The Mets had no problems getting the engine running (going 9-4 their first 13 games). Two young talents—utility player Jeff McNeil and first baseman Pete Alonso—emerged from the lineup and put up MVP caliber numbers. McNeil went 4-5 on the second game of the season and quickly became one of the league’s top hitters. Meanwhile, Alonso’s power became known to everyone almost immediately, hitting 18 home runs in a span of two months. Despite terrific performances from these two, coupled with ace pitching from Jacob DeGrom, the Mets could not keep the engine running. Relievers from the likes of Robert Gsellman to Chris Flexen had trouble not letting up runs. By the end of June, the Mets blew a league leading 20 wins all thanks to the ineptness of the bullpen. 2018 All-Star closer Edwin Diaz was all too irregular, and the Mets plummeted to a dismal 40-50 before the All-Star break, 13.5 games behind division leaders Atlanta Braves. Wagenen’s infamous words hung over his head.

Then came the Homerun Derby, where millions of baseball fans saw Alonso destroy the competition and take the title. I took this as a sign that perhaps the underperforming team from Queens, New York was not yet out of the playoff picture. And when the second half of the MLB season began, it was Alonso who was leading the miracle the Mets needed to get into the postseason.

Since July 12, Alonso has crushed 24 HR’s and has broken both the National League rookie season record and the Mets franchise record. He is on pace to reach 50 by the end of the season. Shortstop Amed Rosario and Davis also began to make their impact on the Mets. Davis’s batting average jumped from .275 to .311 in a month, while Rosario has recorded a career-high 143 hits even before September. Ramos has turned his season around as well with an ongoing 22 game hitting streak and a .407 BA in August. Wagenen's questionable signings are beginning to have paid off, and all the while, McNeil has one five highest batting average in the MLB.

From the run support came a boost of confidence to some of the weaker links in the pitching rotation.

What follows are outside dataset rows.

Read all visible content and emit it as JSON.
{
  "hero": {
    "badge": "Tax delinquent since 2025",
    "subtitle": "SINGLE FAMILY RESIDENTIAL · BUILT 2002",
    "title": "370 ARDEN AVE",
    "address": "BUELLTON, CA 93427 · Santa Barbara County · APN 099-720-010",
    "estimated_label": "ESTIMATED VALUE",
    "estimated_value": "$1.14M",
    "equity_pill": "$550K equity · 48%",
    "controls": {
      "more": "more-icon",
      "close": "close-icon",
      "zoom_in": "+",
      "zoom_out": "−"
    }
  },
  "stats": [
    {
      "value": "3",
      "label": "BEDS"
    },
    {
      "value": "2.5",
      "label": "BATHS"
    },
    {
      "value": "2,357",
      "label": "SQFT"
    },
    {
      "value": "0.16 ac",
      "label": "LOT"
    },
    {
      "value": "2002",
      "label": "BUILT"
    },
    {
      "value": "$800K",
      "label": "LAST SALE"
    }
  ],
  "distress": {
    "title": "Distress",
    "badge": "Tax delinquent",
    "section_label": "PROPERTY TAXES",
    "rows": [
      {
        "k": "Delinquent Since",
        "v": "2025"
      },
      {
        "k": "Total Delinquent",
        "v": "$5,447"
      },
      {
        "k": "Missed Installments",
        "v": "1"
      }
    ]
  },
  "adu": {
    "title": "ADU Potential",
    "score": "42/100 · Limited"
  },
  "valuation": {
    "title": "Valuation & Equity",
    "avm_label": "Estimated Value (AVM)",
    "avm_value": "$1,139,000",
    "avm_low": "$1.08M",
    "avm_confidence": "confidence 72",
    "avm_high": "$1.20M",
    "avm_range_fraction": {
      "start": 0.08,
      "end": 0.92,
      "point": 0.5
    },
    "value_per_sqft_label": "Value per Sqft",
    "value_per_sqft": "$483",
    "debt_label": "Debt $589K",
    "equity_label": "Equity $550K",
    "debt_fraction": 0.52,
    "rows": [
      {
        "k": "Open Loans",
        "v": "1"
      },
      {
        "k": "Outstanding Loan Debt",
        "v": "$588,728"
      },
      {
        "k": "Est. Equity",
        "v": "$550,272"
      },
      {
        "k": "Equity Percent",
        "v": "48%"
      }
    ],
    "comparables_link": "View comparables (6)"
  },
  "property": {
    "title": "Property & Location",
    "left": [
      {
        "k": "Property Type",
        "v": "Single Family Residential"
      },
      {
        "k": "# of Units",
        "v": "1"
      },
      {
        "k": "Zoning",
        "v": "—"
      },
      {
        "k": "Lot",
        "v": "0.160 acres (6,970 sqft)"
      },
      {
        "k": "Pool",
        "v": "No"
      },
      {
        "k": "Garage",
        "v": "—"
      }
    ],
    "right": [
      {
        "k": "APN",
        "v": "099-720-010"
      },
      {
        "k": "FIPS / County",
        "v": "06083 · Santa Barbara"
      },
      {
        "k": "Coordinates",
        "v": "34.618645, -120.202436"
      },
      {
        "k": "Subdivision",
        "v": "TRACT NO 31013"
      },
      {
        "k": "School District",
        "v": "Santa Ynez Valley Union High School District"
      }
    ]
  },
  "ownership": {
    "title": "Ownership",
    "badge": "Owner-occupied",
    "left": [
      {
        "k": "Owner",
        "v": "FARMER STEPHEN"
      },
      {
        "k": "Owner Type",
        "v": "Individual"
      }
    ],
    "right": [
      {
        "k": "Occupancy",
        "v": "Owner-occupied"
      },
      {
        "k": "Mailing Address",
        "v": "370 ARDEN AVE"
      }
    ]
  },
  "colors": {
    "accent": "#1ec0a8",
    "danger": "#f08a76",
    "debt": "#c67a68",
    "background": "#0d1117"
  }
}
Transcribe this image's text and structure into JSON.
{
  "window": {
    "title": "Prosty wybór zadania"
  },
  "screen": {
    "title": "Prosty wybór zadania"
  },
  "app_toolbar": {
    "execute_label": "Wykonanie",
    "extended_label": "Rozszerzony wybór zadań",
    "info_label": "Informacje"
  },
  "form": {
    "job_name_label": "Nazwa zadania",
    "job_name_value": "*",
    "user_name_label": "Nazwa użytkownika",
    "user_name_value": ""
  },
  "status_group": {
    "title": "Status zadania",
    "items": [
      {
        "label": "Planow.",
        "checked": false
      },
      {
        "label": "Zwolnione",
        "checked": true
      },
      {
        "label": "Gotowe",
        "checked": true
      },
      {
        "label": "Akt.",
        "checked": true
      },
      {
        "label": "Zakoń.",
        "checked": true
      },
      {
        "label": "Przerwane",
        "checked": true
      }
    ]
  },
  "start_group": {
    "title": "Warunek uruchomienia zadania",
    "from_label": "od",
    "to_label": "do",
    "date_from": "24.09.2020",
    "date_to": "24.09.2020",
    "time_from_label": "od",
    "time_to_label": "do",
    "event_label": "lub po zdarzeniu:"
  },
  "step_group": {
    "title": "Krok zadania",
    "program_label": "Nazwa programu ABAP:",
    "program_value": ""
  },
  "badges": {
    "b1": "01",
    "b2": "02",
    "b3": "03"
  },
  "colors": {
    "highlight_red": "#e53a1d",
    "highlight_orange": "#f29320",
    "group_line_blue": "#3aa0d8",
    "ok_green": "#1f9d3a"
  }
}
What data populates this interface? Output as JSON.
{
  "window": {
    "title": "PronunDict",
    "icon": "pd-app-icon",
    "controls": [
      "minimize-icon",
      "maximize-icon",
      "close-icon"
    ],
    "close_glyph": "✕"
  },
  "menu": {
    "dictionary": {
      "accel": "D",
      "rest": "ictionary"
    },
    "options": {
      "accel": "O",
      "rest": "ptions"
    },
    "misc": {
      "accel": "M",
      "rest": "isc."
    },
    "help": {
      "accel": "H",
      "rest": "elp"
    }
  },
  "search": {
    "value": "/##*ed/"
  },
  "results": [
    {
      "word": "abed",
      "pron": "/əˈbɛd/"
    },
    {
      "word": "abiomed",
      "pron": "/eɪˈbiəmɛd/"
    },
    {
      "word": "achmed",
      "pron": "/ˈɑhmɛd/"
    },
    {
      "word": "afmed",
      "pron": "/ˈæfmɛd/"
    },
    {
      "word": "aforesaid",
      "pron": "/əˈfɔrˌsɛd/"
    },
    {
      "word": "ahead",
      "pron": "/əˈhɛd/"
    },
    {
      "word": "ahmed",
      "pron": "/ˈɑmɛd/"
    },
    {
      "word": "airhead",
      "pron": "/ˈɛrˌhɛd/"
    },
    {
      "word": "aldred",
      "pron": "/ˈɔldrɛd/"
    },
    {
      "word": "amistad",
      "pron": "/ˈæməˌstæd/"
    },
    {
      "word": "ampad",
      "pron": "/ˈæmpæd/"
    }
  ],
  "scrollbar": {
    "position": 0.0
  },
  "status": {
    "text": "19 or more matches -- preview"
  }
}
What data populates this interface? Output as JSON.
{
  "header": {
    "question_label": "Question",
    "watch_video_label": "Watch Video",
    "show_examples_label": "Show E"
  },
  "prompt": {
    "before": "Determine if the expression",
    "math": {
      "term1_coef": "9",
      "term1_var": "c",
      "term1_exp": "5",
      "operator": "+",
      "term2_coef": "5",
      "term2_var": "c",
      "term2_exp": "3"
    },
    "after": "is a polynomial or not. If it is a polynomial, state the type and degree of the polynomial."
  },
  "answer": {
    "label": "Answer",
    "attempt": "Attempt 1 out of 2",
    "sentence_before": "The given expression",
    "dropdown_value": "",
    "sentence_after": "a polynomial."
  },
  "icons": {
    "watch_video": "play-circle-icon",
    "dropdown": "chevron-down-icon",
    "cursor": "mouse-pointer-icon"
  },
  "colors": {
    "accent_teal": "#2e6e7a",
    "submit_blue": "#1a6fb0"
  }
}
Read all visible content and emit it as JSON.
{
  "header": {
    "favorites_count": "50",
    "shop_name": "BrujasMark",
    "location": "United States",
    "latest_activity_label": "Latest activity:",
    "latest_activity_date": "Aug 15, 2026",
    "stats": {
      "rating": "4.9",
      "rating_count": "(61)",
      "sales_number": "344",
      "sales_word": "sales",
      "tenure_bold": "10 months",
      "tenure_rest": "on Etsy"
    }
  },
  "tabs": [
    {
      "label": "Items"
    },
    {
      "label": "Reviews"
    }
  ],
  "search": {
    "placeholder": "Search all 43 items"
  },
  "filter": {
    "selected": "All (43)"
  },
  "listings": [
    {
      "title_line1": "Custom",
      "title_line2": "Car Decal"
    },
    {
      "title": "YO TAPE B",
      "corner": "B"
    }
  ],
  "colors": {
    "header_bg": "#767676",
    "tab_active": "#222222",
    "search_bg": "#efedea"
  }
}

Seth Lugo and Gsellman have dominated as relievers since the All-Star break and Diaz has quietly recorded 25 saves. More importantly, though, Steven Matz got his big break. Matz has an ERA of 1.75 in his last eight starts. This is a much better statistic then the 4.00 ERA he held in the month of June. His dominance is a metaphor for the Mets’ pitching, which is currently the finest in the MLB. Matz is pitching like an All-Star against top-caliber teams and could be extremely valuable as the Mets head into their last 30 games. Since the All-Star Break, the Mets’ bullpen ranks first in the MLB and leads in lowest ERA and lowest runs allowed, a complete turnaround from their 21st place rank just two months ago.

The Mets have won 27 of their last 40 games, including a sweep of the AL Central Division Leaders Cleveland Indians. But what determines the Mets’ chances to make the postseason is their ability to stand toe to toe with the best five teams of the National League. The Mets recently lost six close games and are due to compete against the Nationals, Phillies, and the Dodgers in the coming weeks. These are all teams that, like the Mets, have dominated July and August. If the Mets are able to get a winning record from these three series, then perhaps a playoff spot would not be a miracle, but rather a “Mets-pectation.”